Most couples, while dating and engaged, discuss what they want from their lives. They discuss how many kids they want to have, what career they want to pursue, what their religious beliefs are, etc. These discussions are necessary and important, but what you say before you’re married and have children may be vastly different than what actually happens.
Consider these cases, both just about whether or not one parent should stay home after a child is born:
One Spouse Wants to Stay Home but Is Unable To
I have known since I was very young that I wanted to stay home to raise my kids once I had them. I talked about it with my husband while we dated, and he agreed, though I don’t think personally he cared one way or another if I stayed home or worked.
We had our first child three years into the marriage, and the timing wasn’t great. I was working full-time and was the sole breadwinner while my husband was pursuing a combined M.A./Ph.D.
I went back to work when my son was just 10 weeks old. My husband took a leave of absence from school so we wouldn’t have to put the baby in daycare. While I desperately wanted to stay home with my child, and my husband really didn’t want to take a leave of absence, so there we were.
It wasn’t fair, but there really weren’t any other options.
One Spouse Decides the Working Life Doesn’t Trump Staying Home with the Children
Of course, many people experience the flip side of this.
My officemate when I worked full-time, I’ll call her Susan, was married at 26. She and her husband had no desire to have children. They were both pursuing successful careers, when they decided, 10 years into their marriage, that maybe they should have kids.

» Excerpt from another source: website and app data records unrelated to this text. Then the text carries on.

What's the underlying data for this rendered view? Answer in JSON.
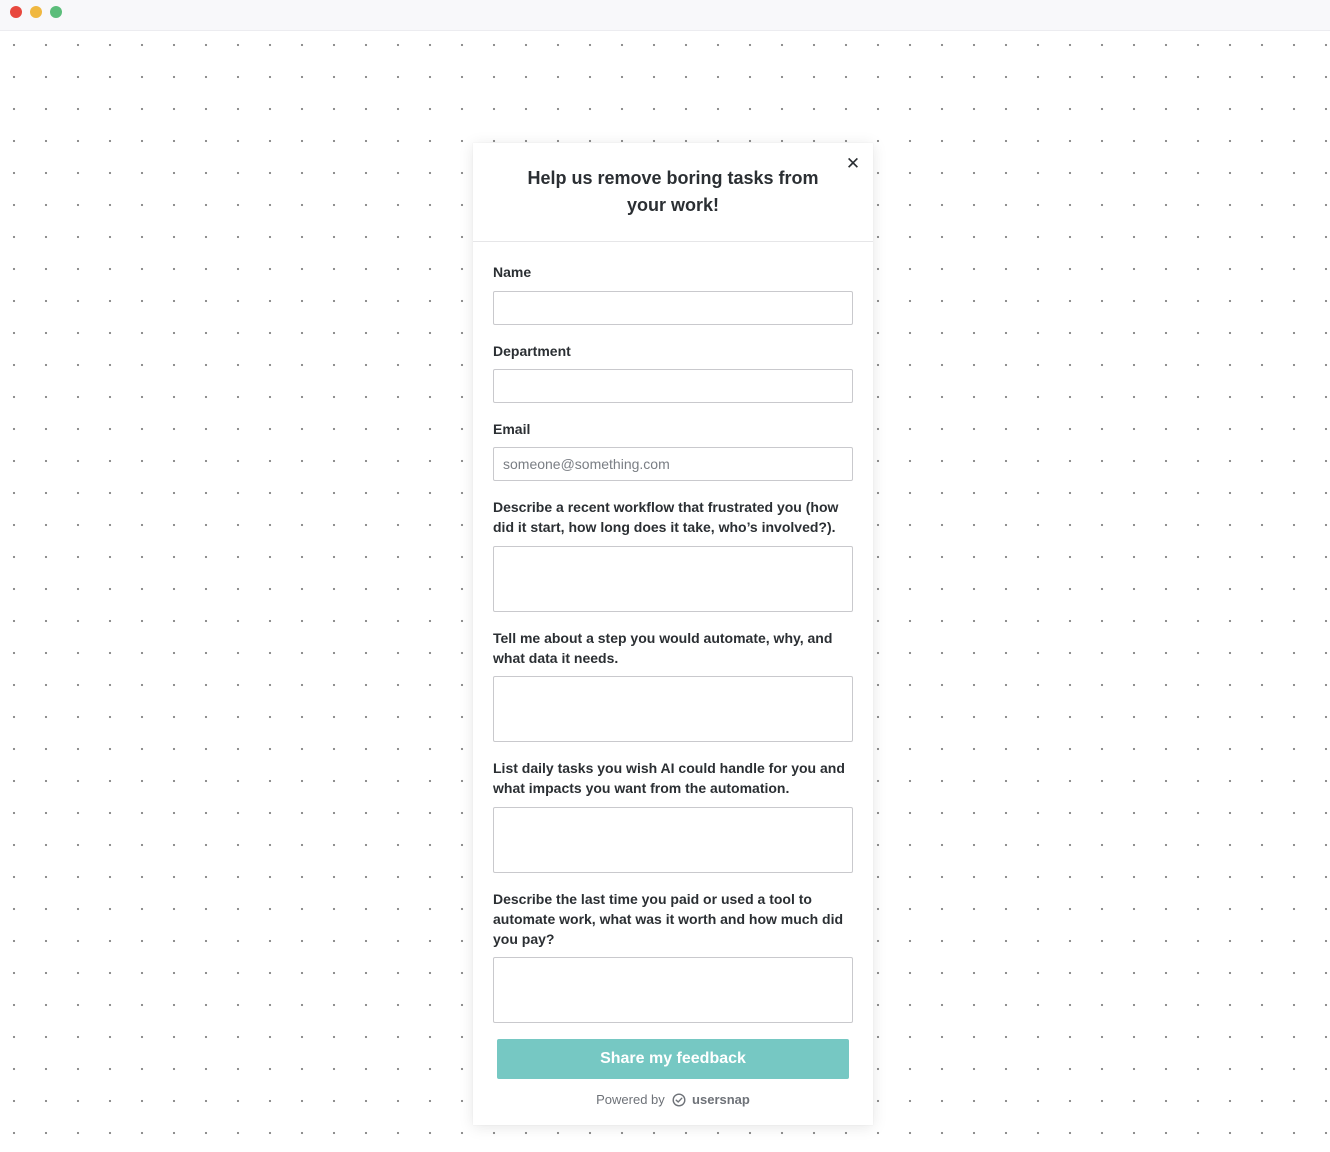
{
  "window": {
    "controls": [
      "close",
      "minimize",
      "maximize"
    ]
  },
  "widget": {
    "title": "Help us remove boring tasks from your work!",
    "close_icon": "close-icon",
    "fields": {
      "name": {
        "label": "Name",
        "value": "",
        "placeholder": ""
      },
      "department": {
        "label": "Department",
        "value": "",
        "placeholder": ""
      },
      "email": {
        "label": "Email",
        "value": "",
        "placeholder": "someone@something.com"
      },
      "workflow": {
        "label": "Describe a recent workflow that frustrated you (how did it start, how long does it take, who’s involved?).",
        "value": ""
      },
      "automate_step": {
        "label": "Tell me about a step you would automate, why, and what data it needs.",
        "value": ""
      },
      "daily_tasks": {
        "label": "List daily tasks you wish AI could handle for you and what impacts you want from the automation.",
        "value": ""
      },
      "last_tool": {
        "label": "Describe the last time you paid or used a tool to automate work, what was it worth and how much did you pay?",
        "value": ""
      }
    },
    "submit_label": "Share my feedback",
    "powered_by": "Powered by",
    "brand": "usersnap",
    "colors": {
      "submit_bg": "#76c8c3",
      "text": "#2b2f33"
    }
  }
}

She was 37 when she had her first child, a colicky baby who would only take naps if Susan walked her around the neighborhood. The baby screamed most of the day. I thought Susan would be glad to return to work, but the opposite was true. She wanted nothing more than to stay home with her baby.
When she had her second and last child two years later, she became a stay-at-home mom for the next five years.
Susan’s husband rolled with the punches and agreed that it would be best if Susan stayed home.
Their life resembled very little of the life that they discussed while dating.
But life is like that, isn’t it? People grow and change and make different decisions than they would when they’re younger.
In my view, if you want a successful marriage, you have to be willing to have lifestyle choice conversations before you get married AND also be willing to change as circumstances in life change.
It’s easy to have strong opinions about what your life will be like before a child comes. What takes maturity and strength is the willingness to be flexible when Life doesn’t quite go the way you planned.
My Questions for You
Knowing that life situations will change during your marriage, is it right to discuss how you want things to be after you have kids when you don’t have kids now? How would you react if your spouse suddenly decided she (or he) wanted to give up his career and stay home with the children?